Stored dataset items
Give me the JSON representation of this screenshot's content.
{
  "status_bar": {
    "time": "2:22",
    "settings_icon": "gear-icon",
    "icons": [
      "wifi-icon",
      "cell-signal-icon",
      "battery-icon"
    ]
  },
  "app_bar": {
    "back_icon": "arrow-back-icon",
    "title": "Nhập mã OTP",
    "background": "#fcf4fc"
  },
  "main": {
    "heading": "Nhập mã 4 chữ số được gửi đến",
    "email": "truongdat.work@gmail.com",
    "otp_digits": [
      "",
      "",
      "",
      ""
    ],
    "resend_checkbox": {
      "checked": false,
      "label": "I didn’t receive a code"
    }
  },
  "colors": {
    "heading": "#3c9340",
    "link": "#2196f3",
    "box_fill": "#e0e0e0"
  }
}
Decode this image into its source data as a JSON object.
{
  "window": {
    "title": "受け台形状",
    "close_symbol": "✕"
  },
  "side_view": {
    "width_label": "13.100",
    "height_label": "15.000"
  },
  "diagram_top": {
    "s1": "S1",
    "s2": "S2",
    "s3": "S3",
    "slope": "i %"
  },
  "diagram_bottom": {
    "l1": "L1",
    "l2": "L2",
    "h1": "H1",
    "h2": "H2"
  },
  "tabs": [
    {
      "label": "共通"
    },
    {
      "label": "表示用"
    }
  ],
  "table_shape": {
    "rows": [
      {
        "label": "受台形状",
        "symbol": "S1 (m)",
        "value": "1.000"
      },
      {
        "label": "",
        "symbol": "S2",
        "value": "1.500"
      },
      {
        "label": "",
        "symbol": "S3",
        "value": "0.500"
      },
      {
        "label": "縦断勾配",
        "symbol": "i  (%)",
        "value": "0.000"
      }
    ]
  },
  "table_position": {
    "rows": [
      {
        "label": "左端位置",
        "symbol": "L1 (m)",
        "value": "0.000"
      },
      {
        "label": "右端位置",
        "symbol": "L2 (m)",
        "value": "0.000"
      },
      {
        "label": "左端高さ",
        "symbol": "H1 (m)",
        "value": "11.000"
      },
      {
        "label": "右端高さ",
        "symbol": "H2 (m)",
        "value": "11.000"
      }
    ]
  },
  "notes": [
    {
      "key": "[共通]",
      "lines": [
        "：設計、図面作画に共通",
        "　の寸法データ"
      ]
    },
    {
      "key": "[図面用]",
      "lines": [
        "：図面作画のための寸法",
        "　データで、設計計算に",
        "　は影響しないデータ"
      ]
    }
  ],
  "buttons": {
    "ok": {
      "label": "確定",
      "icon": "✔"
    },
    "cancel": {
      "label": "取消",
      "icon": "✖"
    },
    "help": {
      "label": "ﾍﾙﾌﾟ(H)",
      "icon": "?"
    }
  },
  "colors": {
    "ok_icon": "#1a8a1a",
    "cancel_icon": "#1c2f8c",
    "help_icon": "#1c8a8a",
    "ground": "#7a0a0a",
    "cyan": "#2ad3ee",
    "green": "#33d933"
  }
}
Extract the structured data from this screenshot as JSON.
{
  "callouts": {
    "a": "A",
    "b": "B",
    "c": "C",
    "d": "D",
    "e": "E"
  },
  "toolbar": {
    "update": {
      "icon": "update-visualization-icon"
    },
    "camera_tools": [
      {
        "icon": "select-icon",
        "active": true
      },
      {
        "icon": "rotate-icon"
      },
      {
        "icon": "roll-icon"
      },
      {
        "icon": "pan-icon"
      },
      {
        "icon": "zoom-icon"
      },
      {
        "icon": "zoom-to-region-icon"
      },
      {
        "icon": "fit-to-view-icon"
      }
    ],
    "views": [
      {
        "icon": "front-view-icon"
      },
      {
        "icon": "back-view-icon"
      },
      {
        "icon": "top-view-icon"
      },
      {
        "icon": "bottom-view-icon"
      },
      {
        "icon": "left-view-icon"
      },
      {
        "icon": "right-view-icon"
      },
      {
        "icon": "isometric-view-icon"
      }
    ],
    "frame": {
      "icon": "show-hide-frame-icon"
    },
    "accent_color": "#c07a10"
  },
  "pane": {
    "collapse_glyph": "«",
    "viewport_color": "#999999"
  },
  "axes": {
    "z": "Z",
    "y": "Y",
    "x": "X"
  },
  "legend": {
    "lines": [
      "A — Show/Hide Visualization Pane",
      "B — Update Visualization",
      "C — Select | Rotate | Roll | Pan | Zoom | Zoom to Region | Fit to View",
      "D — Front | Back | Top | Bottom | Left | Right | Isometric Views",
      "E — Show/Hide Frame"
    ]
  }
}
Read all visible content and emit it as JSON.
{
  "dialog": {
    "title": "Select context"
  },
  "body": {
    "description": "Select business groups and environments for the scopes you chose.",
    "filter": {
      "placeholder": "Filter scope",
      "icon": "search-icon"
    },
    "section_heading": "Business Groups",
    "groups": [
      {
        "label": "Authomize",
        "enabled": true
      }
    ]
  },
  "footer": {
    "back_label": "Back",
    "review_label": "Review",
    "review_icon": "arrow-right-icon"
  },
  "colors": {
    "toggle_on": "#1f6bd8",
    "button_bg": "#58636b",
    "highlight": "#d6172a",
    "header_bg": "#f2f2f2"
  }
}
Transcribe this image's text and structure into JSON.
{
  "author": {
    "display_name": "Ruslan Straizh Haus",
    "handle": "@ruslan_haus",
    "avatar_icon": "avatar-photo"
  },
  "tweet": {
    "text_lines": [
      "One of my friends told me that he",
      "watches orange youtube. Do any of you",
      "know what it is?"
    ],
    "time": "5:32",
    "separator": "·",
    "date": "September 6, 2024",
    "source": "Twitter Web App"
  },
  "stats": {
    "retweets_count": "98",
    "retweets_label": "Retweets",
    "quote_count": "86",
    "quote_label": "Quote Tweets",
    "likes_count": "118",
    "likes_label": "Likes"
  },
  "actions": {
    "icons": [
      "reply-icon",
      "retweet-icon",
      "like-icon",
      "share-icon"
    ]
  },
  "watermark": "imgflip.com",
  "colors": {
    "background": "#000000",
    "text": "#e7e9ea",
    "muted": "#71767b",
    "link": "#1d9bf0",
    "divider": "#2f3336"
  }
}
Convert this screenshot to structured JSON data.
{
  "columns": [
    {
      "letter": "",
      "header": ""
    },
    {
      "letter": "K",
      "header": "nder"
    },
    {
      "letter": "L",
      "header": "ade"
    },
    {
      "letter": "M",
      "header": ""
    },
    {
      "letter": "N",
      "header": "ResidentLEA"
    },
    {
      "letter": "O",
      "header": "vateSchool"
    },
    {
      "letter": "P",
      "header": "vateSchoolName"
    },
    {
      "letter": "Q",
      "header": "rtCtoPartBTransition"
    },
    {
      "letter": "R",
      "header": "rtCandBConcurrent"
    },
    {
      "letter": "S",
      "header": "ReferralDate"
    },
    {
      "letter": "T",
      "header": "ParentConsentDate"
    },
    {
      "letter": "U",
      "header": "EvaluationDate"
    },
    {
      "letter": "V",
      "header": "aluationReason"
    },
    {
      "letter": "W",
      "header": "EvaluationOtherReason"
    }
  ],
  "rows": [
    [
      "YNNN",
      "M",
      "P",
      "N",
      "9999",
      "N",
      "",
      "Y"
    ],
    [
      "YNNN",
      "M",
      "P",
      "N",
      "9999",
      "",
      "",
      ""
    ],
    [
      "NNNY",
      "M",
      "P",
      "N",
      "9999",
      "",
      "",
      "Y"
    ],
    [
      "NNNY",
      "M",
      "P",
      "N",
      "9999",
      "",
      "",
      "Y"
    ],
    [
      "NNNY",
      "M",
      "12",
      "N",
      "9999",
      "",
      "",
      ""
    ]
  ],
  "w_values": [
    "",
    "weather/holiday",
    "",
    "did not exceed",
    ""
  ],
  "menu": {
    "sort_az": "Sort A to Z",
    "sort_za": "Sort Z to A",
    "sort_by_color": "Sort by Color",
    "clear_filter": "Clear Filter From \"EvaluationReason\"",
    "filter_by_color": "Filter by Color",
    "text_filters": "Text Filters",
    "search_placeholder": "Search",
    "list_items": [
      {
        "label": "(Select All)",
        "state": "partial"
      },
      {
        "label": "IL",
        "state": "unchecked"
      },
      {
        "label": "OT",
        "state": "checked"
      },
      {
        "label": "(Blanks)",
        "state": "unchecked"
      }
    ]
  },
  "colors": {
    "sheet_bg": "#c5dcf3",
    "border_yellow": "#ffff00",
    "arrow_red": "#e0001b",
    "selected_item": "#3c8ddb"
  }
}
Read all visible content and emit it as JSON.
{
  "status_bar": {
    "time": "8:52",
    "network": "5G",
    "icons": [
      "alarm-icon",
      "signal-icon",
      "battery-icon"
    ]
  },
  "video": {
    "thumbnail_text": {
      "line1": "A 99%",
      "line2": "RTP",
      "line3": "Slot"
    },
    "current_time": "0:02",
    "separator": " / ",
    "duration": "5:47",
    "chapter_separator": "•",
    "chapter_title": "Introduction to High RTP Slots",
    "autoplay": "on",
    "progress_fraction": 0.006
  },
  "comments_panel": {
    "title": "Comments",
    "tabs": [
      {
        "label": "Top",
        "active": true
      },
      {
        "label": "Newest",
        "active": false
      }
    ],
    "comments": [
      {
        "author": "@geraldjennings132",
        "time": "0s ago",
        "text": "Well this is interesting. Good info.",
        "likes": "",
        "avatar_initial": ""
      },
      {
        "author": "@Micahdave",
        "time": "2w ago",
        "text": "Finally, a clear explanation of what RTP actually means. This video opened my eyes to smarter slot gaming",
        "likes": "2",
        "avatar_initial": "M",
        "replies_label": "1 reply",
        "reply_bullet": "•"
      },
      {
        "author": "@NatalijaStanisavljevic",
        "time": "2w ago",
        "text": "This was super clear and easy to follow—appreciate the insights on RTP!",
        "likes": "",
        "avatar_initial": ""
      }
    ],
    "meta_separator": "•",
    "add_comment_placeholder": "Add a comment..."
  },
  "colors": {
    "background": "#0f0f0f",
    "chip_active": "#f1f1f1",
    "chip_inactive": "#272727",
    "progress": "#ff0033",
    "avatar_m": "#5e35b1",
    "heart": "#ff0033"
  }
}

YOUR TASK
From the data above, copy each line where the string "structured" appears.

ANSWER TO THE PROBLEM
Extract the structured data from this screenshot as JSON.
Convert this screenshot to structured JSON data.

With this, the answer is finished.